Article: "Prediction of Spillover and Interventional Animal Vaccination to Prevent Emerging Pathogen Threats in Current and Future Zones of US Military Operation"
DARPA (Defense Advanced Research Projects Agency) issued a Broad Agency Announcement in January 2018 entitled "PREventing EMerging Pathogenic Threats - PREEMPT" to "a new layer of medical preparedness to combat emerging infectious diseases". The basis for DARPA interest in this topic is that almost 60% of emerging infectious diseases in humans are transmitted from an animal species harboring the pathogen that is then subsequently transmitted to humans, known as a zoonotic transmission. Emerging infections also result from insect species, such as mosquitos, that transmit novel viral pathogens into humans, such as the Zika virus that is carried by mosquitos.
We confront this seasonally every year as variant influenza viruses that normally infect wild and domesticated birds, and/or swine acquire the ability to infect humans, which can efficiently transmit the influenza virus from the infected person to close contacts. Other examples affecting human health include HIV, where HIV-1 appears to have jumped from chimpanzees to humans and HIV-2 jumped from nonhuman primates in western Africa to humans, Ebola virus, which appears to be an infection of fruit bats and possibly other species, and Lassa Fever virus, which is endemic in rat populations in western Africa.

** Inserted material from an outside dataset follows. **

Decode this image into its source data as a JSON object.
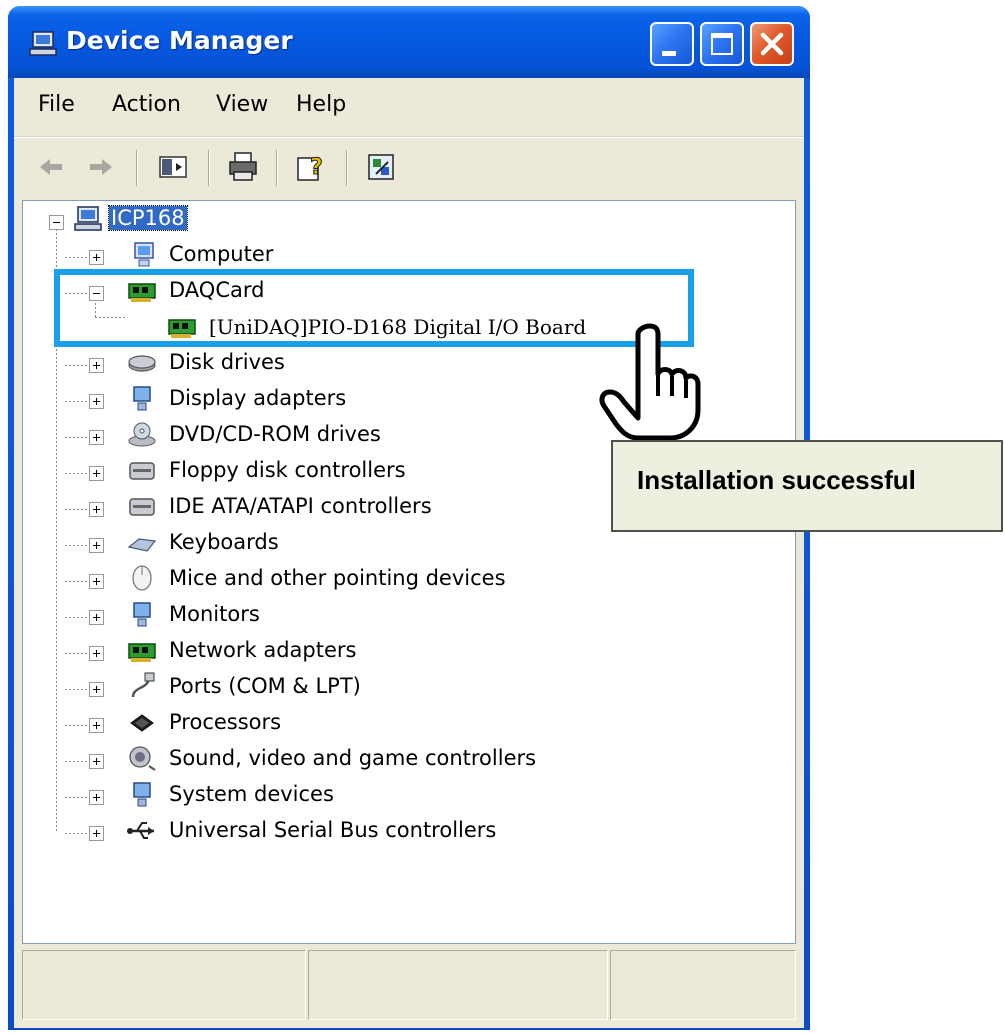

Zoonotic diseases result in millions of human deaths every year, and the scope of the challenge is increasing due to increased livestock and poultry production, increases in human deforestation of previously undisturbed natural environments, and increases in globalization, temperature, and population. Responses to zoonotic infections are largely reactive once a novel outbreak is recognized, although the process of generating new vaccines for the next flu season are based on characterizations of influenza strains currently circulating in humans. One major impediment in responding to novel zoonotic infections is that animal-to-human transmissions are unpredictable, meaning that the capability to better predict when a virus might make the zoonotic jump into humans is not currently available.
The overarching goals of DARPA's PREEMPT program are to develop (1) better modeling capabilities to prepare in advance for imminent zoonotic viral infections, and (2) novel technologies that can reduce the potential of animals and insect species to serve as vectors that can transmit emerging viruses into humans.

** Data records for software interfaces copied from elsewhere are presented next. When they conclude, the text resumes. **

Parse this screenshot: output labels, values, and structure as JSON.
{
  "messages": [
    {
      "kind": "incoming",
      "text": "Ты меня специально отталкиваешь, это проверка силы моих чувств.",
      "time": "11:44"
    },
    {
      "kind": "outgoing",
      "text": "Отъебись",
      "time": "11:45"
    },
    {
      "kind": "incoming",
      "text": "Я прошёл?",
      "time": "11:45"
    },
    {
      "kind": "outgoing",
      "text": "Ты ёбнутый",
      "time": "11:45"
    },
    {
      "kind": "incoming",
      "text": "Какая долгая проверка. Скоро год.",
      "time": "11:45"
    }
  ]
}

Dr. Peter Barry is a Co-Principal Investigator with Dr, Brian Bird of the One Health Institute at UC Davis, Dr. Scott Nuismer (Univ. of Idaho), and Dr. Michael Jarvis (Univ. of Plymouth, UK) on a DARPA-funded PREEMPT project entitled "Prediction of Spillover Potential and Interventional En Masse Animal Vaccination to Prevent Emerging Pathogen Threats in Current and Future Zones of US Military Operation". The goals of the project are twofold. The first is to better predict the likelihood of emergent pathogens, and the second is to develop preemptive countermeasures to reduce the risk of viral exposure by US military personnel. This is a project that could only have come out of UC Davis given our strengths in animal modeling of human diseases (CCM and the CNPRC), and the critical foundation established for investigating at the nexus of animals, humans, and the environment for potential zoonotic infections (One Health Institute). This project will focus on novel strategies to model the spread of Lassa Fever Virus from Mastomys rats to humans in Sierra Leone, which resides in the middle of the Lassa Fever zone in western Africa, and the spread of Ebola virus to humans. In addition to better modeling capabilities, a co-equal outcome of this project will be the ability to vaccinate animals directly before the viral pathogens can be spread to humans.